Interest rates and house prices in the United States and around the world

BIS Working Papers No 665
October 2017



This paper shows how interest rates affect house prices. We look at the effects of short-term and long-term interest rates, in the United States and 46 other advanced and emerging market economies, over the period from 1970 to 2015. We use data that statistical agencies in those countries picked as their preferred measures of house price inflation. We assess the impact on house prices of interest rates and other demand variables (income, employment) with the aid of standard statistical single- and multi-country (so-called panel) regressions.


The link between interest rates and house prices is of longstanding interest to economists. One novelty of our study is that we assess the impact on house prices of short-term interest rates, which are closely linked to monetary policy. Previous studies have looked mainly at the impact of long-term rates. Another novelty is that we look at how house prices outside the United States have responded not just to domestic but also to US interest rates. With the spread of capital flows, the latter have become a measure of the worldwide cost of funding for banks around the world. We have followed two other approaches that differ from existing studies. First, the data set mentioned above. Second, the attention we give to inertia in house prices, ie the tendency for past changes in house prices to influence those we see today.


We find a surprisingly important role for short-term interest rates as drivers of house prices, especially outside the United States. We also find that changes in short-term interest rates from up to five years in the past can have a strong influence on changes in house prices today. In addition, we find a strong link between US interest rates and changes in house prices in other countries. Studies that treat housing as a form of investment whose alternative is renting property predict much higher interest rate sensitivity of house prices than those we obtain. However, our estimates are much higher than those that neglect the role of inertia in house prices.



This paper estimates the response of house prices to changes in short- and long-term interest rates in 47 advanced and emerging market economies. We use data that statistical authorities selected as their best house price series, covering almost half a century of quarterly observations for the United States and over 1,000 annual observations for the rest of the sample. We find a surprisingly important role for short-term interest rates as a driver of house prices, especially outside the United States. Our interpretation is that this reflects the importance of the bank lending channel of monetary policy in house price fluctuations, especially in countries where securitisation of home mortgages is less prevalent. In addition, we document substantial inertia in house prices and find that changes in interest rates and other determinants affect house prices gradually rather than on impact. This suggests that modest cuts in policy rates are not likely to rapidly fuel house price increases.

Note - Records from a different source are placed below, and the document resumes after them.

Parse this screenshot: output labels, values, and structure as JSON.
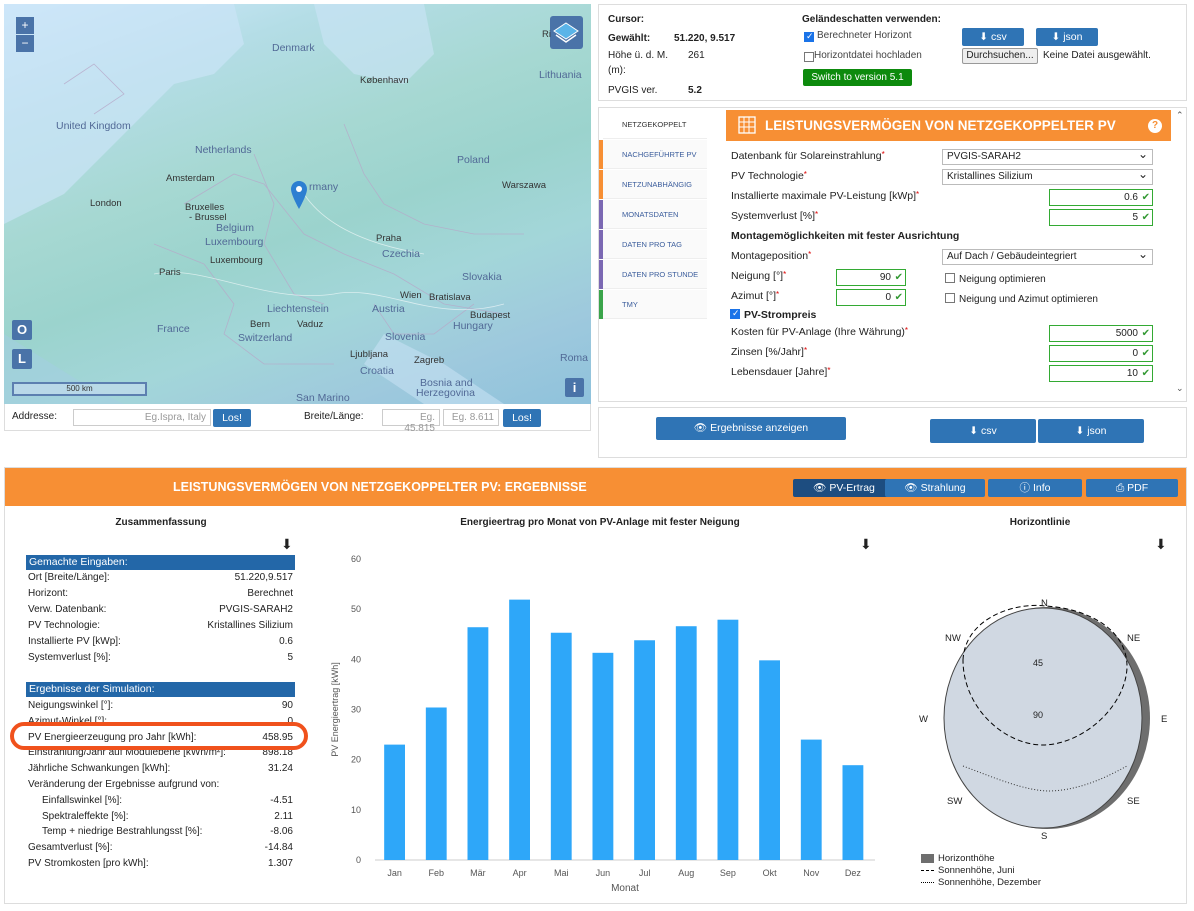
{
  "map": {
    "zoom_in": "+",
    "zoom_out": "−",
    "scale": "500 km",
    "btn_o": "O",
    "btn_l": "L",
    "btn_i": "i",
    "layer_label": "Ri",
    "labels": {
      "uk": "United Kingdom",
      "netherlands": "Netherlands",
      "amsterdam": "Amsterdam",
      "london": "London",
      "bruxelles": "Bruxelles",
      "brussel": "- Brussel",
      "belgium": "Belgium",
      "luxembourg_c": "Luxembourg",
      "luxembourg": "Luxembourg",
      "paris": "Paris",
      "france": "France",
      "denmark": "Denmark",
      "kobenhavn": "København",
      "lithuania": "Lithuania",
      "poland": "Poland",
      "warszawa": "Warszawa",
      "germany": "rmany",
      "praha": "Praha",
      "czechia": "Czechia",
      "slovakia": "Slovakia",
      "wien": "Wien",
      "bratislava": "Bratislava",
      "austria": "Austria",
      "budapest": "Budapest",
      "hungary": "Hungary",
      "liechtenstein": "Liechtenstein",
      "bern": "Bern",
      "vaduz": "Vaduz",
      "switzerland": "Switzerland",
      "slovenia": "Slovenia",
      "ljubljana": "Ljubljana",
      "zagreb": "Zagreb",
      "croatia": "Croatia",
      "bosnia1": "Bosnia and",
      "bosnia2": "Herzegovina",
      "sanmarino": "San Marino",
      "roma": "Roma"
    }
  },
  "address": {
    "label": "Addresse:",
    "placeholder": "Eg.Ispra, Italy",
    "go": "Los!",
    "latlon_label": "Breite/Länge:",
    "lat_placeholder": "Eg. 45.815",
    "lon_placeholder": "Eg. 8.611",
    "go2": "Los!"
  },
  "info": {
    "cursor_label": "Cursor:",
    "selected_label": "Gewählt:",
    "selected_value": "51.220, 9.517",
    "height_label": "Höhe ü. d. M.",
    "height_unit": "(m):",
    "height_value": "261",
    "pvgis_label": "PVGIS ver.",
    "pvgis_value": "5.2",
    "terrain_label": "Geländeschatten verwenden:",
    "calc_horizon": "Berechneter Horizont",
    "upload_horizon": "Horizontdatei hochladen",
    "switch_version": "Switch to version 5.1",
    "csv": "csv",
    "json": "json",
    "browse": "Durchsuchen...",
    "no_file": "Keine Datei ausgewählt."
  },
  "tabs": [
    {
      "label": "NETZGEKOPPELT",
      "color": "#ffffff"
    },
    {
      "label": "NACHGEFÜHRTE PV",
      "color": "#f78f34"
    },
    {
      "label": "NETZUNABHÄNGIG",
      "color": "#f78f34"
    },
    {
      "label": "MONATSDATEN",
      "color": "#7b68b3"
    },
    {
      "label": "DATEN PRO TAG",
      "color": "#7b68b3"
    },
    {
      "label": "DATEN PRO STUNDE",
      "color": "#7b68b3"
    },
    {
      "label": "TMY",
      "color": "#3aa44a"
    }
  ],
  "form": {
    "title": "LEISTUNGSVERMÖGEN VON NETZGEKOPPELTER PV",
    "help": "?",
    "db_label": "Datenbank für Solareinstrahlung",
    "db_value": "PVGIS-SARAH2",
    "tech_label": "PV Technologie",
    "tech_value": "Kristallines Silizium",
    "power_label": "Installierte maximale PV-Leistung [kWp]",
    "power_value": "0.6",
    "loss_label": "Systemverlust [%]",
    "loss_value": "5",
    "mount_heading": "Montagemöglichkeiten mit fester Ausrichtung",
    "mount_label": "Montageposition",
    "mount_value": "Auf Dach / Gebäudeintegriert",
    "slope_label": "Neigung [°]",
    "slope_value": "90",
    "slope_opt": "Neigung optimieren",
    "azimuth_label": "Azimut [°]",
    "azimuth_value": "0",
    "both_opt": "Neigung und Azimut optimieren",
    "price_heading": "PV-Strompreis",
    "cost_label": "Kosten für PV-Anlage (Ihre Währung)",
    "cost_value": "5000",
    "interest_label": "Zinsen [%/Jahr]",
    "interest_value": "0",
    "life_label": "Lebensdauer [Jahre]",
    "life_value": "10"
  },
  "actions": {
    "show_results": "Ergebnisse anzeigen",
    "csv": "csv",
    "json": "json"
  },
  "results": {
    "title": "LEISTUNGSVERMÖGEN VON NETZGEKOPPELTER PV: ERGEBNISSE",
    "btn_yield": "PV-Ertrag",
    "btn_radiation": "Strahlung",
    "btn_info": "Info",
    "btn_pdf": "PDF",
    "summary_title": "Zusammenfassung",
    "chart_title": "Energieertrag pro Monat von PV-Anlage mit fester Neigung",
    "horizon_title": "Horizontlinie",
    "inputs_heading": "Gemachte Eingaben:",
    "inputs": [
      {
        "label": "Ort [Breite/Länge]:",
        "value": "51.220,9.517"
      },
      {
        "label": "Horizont:",
        "value": "Berechnet"
      },
      {
        "label": "Verw. Datenbank:",
        "value": "PVGIS-SARAH2"
      },
      {
        "label": "PV Technologie:",
        "value": "Kristallines Silizium"
      },
      {
        "label": "Installierte PV [kWp]:",
        "value": "0.6"
      },
      {
        "label": "Systemverlust [%]:",
        "value": "5"
      }
    ],
    "sim_heading": "Ergebnisse der Simulation:",
    "sim": [
      {
        "label": "Neigungswinkel [°]:",
        "value": "90"
      },
      {
        "label": "Azimut-Winkel [°]:",
        "value": "0"
      },
      {
        "label": "PV Energieerzeugung pro Jahr [kWh]:",
        "value": "458.95"
      },
      {
        "label": "Einstrahlung/Jahr auf Modulebene [kWh/m²]:",
        "value": "898.18"
      },
      {
        "label": "Jährliche Schwankungen [kWh]:",
        "value": "31.24"
      },
      {
        "label": "Veränderung der Ergebnisse aufgrund von:",
        "value": ""
      },
      {
        "label": "Einfallswinkel [%]:",
        "value": "-4.51"
      },
      {
        "label": "Spektraleffekte [%]:",
        "value": "2.11"
      },
      {
        "label": "Temp + niedrige Bestrahlungsst [%]:",
        "value": "-8.06"
      },
      {
        "label": "Gesamtverlust [%]:",
        "value": "-14.84"
      },
      {
        "label": "PV Stromkosten [pro kWh]:",
        "value": "1.307"
      }
    ],
    "horizon": {
      "n": "N",
      "ne": "NE",
      "e": "E",
      "se": "SE",
      "s": "S",
      "sw": "SW",
      "w": "W",
      "nw": "NW",
      "r45": "45",
      "r90": "90",
      "legend_height": "Horizonthöhe",
      "legend_june": "Sonnenhöhe, Juni",
      "legend_dec": "Sonnenhöhe, Dezember"
    }
  },
  "chart_data": {
    "type": "bar",
    "title": "Energieertrag pro Monat von PV-Anlage mit fester Neigung",
    "xlabel": "Monat",
    "ylabel": "PV Energieertrag [kWh]",
    "categories": [
      "Jan",
      "Feb",
      "Mär",
      "Apr",
      "Mai",
      "Jun",
      "Jul",
      "Aug",
      "Sep",
      "Okt",
      "Nov",
      "Dez"
    ],
    "values": [
      23.0,
      30.4,
      46.4,
      51.9,
      45.3,
      41.3,
      43.8,
      46.6,
      47.9,
      39.8,
      24.0,
      18.9
    ],
    "ylim": [
      0,
      60
    ],
    "yticks": [
      0,
      10,
      20,
      30,
      40,
      50,
      60
    ],
    "color": "#2ea7f9",
    "grid": false
  }
}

Finally, we find that US interest rates seem to affect house prices outside the United States.

JEL classification: E39, E43, E58, G12, R31, R32

Keywords: interest rates, house prices, monetary policy, bank lending channel, random walk, house price bubble, United States, advanced economies, emerging market economies